** Brief **
Show all lines from the records below in which the string "this" is present.

** Input data **
= = = = =

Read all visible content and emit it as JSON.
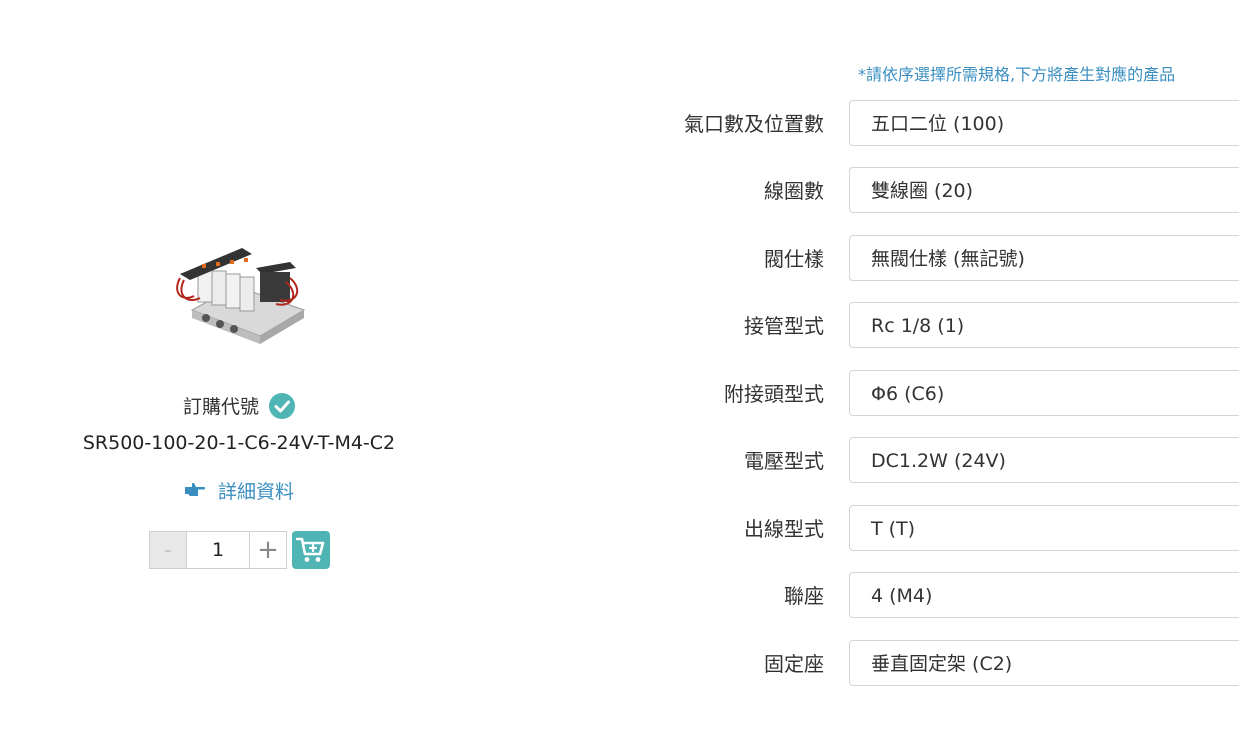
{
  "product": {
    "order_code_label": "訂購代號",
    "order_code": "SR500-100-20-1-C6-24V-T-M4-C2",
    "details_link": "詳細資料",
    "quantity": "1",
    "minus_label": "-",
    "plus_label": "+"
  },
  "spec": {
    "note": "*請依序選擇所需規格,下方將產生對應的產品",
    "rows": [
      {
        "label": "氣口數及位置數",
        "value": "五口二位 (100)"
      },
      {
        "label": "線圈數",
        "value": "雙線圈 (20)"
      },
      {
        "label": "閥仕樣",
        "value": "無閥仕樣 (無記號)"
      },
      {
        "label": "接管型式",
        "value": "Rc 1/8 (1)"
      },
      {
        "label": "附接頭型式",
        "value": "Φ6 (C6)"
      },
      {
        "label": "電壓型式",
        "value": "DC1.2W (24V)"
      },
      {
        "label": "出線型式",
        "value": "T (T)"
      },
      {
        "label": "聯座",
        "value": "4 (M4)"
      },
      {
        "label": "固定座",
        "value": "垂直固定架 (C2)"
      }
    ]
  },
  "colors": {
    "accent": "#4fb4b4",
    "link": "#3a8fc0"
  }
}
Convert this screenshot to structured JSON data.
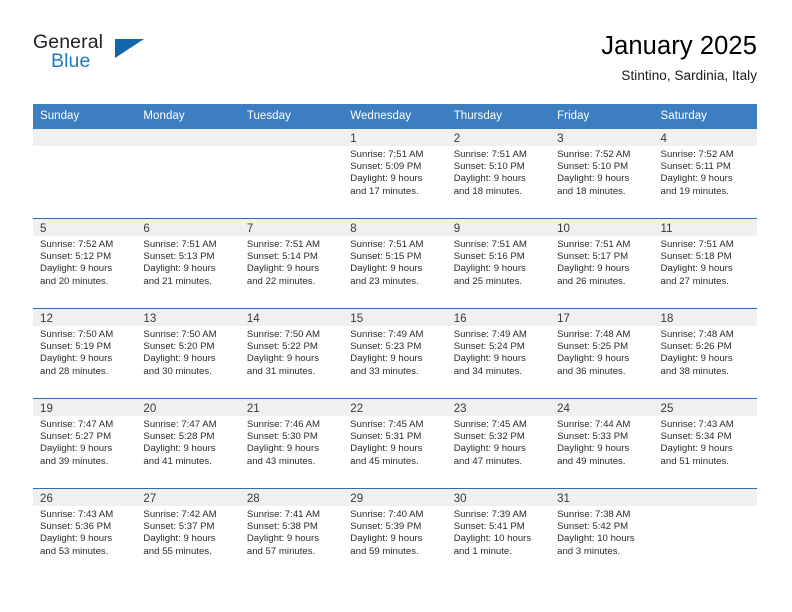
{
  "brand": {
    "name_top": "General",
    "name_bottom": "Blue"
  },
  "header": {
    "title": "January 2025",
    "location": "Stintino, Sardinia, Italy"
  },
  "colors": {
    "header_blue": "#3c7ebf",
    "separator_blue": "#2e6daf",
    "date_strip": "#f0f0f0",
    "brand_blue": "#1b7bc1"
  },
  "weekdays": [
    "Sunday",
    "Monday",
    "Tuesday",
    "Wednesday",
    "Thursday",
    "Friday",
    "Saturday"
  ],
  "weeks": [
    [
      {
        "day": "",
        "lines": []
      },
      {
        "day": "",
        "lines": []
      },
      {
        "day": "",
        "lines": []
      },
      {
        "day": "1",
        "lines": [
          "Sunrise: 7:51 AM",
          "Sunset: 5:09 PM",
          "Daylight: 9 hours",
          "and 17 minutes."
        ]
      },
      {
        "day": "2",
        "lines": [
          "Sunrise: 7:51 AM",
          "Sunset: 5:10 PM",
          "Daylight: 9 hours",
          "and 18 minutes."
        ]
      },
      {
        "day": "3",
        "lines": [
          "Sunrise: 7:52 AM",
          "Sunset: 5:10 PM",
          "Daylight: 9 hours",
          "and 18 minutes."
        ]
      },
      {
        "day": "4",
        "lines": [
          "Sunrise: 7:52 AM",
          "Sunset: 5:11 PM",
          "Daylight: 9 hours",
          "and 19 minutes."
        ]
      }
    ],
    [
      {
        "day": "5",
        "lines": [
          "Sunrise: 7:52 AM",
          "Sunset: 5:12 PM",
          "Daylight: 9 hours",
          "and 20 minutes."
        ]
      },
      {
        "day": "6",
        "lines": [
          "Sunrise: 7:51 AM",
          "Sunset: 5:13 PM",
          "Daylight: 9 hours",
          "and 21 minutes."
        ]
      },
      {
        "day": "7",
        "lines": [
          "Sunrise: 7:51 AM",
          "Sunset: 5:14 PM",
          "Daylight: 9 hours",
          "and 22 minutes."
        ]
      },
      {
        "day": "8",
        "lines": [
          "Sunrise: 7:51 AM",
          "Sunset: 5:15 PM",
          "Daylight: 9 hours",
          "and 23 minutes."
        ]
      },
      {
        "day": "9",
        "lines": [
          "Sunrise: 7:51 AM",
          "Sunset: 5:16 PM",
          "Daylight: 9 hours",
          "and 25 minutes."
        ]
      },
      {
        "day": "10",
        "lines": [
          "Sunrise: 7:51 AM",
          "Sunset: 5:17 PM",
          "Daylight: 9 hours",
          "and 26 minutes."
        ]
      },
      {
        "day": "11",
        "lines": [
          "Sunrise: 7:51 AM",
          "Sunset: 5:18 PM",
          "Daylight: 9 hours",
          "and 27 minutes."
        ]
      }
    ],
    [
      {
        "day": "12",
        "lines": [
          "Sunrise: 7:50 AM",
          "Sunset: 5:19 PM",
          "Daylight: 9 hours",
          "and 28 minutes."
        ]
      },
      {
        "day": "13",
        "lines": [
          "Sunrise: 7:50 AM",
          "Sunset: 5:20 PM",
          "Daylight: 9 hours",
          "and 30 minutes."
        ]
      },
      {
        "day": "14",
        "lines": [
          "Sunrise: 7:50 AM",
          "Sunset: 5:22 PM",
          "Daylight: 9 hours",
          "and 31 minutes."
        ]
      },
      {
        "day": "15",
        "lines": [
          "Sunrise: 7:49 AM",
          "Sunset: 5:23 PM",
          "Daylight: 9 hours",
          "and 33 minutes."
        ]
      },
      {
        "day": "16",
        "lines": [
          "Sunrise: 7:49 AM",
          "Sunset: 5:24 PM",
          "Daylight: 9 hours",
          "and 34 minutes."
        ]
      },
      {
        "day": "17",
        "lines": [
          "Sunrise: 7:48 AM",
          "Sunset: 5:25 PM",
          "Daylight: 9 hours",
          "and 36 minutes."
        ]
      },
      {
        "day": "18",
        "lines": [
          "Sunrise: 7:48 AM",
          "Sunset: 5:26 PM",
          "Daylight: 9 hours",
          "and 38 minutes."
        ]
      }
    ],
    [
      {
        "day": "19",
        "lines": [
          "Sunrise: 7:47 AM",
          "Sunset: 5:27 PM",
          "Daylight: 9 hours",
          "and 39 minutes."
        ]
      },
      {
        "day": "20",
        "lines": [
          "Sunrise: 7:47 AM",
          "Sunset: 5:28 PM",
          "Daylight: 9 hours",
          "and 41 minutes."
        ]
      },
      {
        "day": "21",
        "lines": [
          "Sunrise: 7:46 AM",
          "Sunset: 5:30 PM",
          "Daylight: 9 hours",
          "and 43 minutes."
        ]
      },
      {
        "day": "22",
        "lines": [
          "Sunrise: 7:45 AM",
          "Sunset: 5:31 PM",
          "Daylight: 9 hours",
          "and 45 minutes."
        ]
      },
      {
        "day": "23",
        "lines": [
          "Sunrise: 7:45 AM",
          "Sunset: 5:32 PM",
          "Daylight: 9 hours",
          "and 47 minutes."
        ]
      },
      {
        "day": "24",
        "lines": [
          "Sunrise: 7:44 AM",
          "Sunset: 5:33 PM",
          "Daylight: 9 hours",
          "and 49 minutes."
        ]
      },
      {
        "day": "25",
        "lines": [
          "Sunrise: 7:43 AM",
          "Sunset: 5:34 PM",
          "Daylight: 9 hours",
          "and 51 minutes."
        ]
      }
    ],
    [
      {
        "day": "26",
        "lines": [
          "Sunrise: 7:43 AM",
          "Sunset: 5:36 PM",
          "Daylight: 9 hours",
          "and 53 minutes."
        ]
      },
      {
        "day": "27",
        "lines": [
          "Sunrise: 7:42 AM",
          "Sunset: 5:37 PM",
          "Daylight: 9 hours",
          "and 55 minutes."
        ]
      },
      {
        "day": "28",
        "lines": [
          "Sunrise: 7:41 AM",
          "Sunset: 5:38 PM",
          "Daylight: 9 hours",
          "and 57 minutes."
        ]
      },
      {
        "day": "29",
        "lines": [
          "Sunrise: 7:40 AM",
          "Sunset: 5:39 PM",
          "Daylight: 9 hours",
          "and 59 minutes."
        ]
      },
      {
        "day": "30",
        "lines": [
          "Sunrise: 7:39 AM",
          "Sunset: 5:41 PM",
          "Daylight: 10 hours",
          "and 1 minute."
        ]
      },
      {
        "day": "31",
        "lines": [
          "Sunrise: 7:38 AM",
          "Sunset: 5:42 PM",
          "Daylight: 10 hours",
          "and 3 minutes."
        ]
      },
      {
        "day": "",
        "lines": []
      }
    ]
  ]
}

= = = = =

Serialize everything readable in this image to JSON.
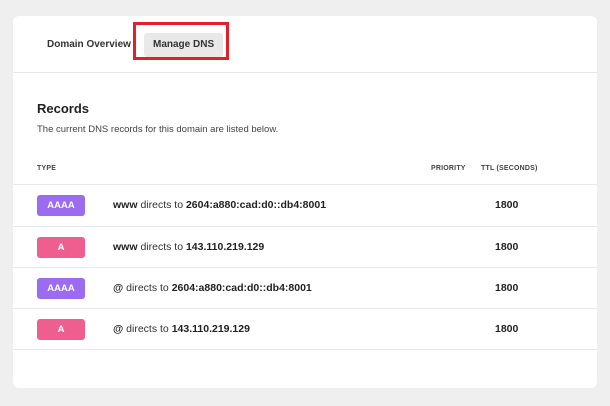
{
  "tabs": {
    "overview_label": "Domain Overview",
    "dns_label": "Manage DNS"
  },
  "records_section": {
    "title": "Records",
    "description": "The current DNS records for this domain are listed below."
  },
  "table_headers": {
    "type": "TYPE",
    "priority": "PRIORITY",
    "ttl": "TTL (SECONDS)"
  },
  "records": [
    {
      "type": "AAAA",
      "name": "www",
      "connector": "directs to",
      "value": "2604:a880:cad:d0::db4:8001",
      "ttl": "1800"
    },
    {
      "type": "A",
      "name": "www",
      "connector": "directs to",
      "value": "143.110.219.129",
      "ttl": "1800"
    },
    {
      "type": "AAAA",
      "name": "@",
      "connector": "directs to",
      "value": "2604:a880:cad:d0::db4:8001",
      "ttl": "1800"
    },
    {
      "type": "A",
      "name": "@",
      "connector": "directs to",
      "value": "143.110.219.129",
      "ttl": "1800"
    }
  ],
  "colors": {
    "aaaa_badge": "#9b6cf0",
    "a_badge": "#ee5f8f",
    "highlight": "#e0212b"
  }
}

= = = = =

** Exercise result **
Convert this screenshot to structured JSON data.
Serialize everything readable in this image to JSON.
    "description": "The current DNS records for this domain are listed below."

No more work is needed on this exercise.